* Assigned task:
Hand back each record exactly as you find it.

* Task inputs:
■ ■ ■ ■
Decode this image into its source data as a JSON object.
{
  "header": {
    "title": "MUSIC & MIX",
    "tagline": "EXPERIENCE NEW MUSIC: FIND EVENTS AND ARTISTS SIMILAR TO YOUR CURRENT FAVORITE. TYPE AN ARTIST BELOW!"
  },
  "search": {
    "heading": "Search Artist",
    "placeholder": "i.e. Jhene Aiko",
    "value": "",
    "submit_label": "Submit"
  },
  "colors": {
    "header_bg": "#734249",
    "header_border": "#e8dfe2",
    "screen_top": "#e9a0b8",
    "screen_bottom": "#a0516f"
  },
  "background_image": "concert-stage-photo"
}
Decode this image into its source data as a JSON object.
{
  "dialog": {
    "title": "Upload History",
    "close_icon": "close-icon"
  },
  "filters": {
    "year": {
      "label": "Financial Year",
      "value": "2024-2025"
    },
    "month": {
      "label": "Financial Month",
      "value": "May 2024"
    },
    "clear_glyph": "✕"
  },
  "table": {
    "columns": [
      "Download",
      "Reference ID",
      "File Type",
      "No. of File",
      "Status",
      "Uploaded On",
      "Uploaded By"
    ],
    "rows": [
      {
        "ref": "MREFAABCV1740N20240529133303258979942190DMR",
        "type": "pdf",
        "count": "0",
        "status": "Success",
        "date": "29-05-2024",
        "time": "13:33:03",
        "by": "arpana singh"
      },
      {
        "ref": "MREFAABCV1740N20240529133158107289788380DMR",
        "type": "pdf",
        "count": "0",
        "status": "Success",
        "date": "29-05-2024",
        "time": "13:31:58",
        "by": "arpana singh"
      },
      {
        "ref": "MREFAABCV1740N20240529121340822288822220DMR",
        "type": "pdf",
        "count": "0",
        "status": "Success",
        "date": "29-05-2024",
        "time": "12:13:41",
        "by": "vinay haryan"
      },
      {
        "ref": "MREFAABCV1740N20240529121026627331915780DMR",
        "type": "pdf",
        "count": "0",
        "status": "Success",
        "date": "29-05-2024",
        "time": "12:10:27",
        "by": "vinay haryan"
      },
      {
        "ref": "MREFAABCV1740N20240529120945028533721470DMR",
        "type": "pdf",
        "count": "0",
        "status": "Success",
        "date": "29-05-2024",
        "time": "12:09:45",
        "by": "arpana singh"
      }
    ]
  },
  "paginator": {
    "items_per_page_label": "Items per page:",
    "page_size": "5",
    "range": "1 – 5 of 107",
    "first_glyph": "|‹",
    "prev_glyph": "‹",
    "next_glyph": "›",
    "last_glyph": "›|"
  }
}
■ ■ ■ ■
* Task solution:
Decode this image into its source data as a JSON object.
{
  "header": {
    "title": "MUSIC & MIX",
    "tagline": "EXPERIENCE NEW MUSIC: FIND EVENTS AND ARTISTS SIMILAR TO YOUR CURRENT FAVORITE. TYPE AN ARTIST BELOW!"
  },
  "search": {
    "heading": "Search Artist",
    "placeholder": "i.e. Jhene Aiko",
    "value": "",
    "submit_label": "Submit"
  },
  "colors": {
    "header_bg": "#734249",
    "header_border": "#e8dfe2",
    "screen_top": "#e9a0b8",
    "screen_bottom": "#a0516f"
  },
  "background_image": "concert-stage-photo"
}
Decode this image into its source data as a JSON object.
{
  "dialog": {
    "title": "Upload History",
    "close_icon": "close-icon"
  },
  "filters": {
    "year": {
      "label": "Financial Year",
      "value": "2024-2025"
    },
    "month": {
      "label": "Financial Month",
      "value": "May 2024"
    },
    "clear_glyph": "✕"
  },
  "table": {
    "columns": [
      "Download",
      "Reference ID",
      "File Type",
      "No. of File",
      "Status",
      "Uploaded On",
      "Uploaded By"
    ],
    "rows": [
      {
        "ref": "MREFAABCV1740N20240529133303258979942190DMR",
        "type": "pdf",
        "count": "0",
        "status": "Success",
        "date": "29-05-2024",
        "time": "13:33:03",
        "by": "arpana singh"
      },
      {
        "ref": "MREFAABCV1740N20240529133158107289788380DMR",
        "type": "pdf",
        "count": "0",
        "status": "Success",
        "date": "29-05-2024",
        "time": "13:31:58",
        "by": "arpana singh"
      },
      {
        "ref": "MREFAABCV1740N20240529121340822288822220DMR",
        "type": "pdf",
        "count": "0",
        "status": "Success",
        "date": "29-05-2024",
        "time": "12:13:41",
        "by": "vinay haryan"
      },
      {
        "ref": "MREFAABCV1740N20240529121026627331915780DMR",
        "type": "pdf",
        "count": "0",
        "status": "Success",
        "date": "29-05-2024",
        "time": "12:10:27",
        "by": "vinay haryan"
      },
      {
        "ref": "MREFAABCV1740N20240529120945028533721470DMR",
        "type": "pdf",
        "count": "0",
        "status": "Success",
        "date": "29-05-2024",
        "time": "12:09:45",
        "by": "arpana singh"
      }
    ]
  },
  "paginator": {
    "items_per_page_label": "Items per page:",
    "page_size": "5",
    "range": "1 – 5 of 107",
    "first_glyph": "|‹",
    "prev_glyph": "‹",
    "next_glyph": "›",
    "last_glyph": "›|"
  }
}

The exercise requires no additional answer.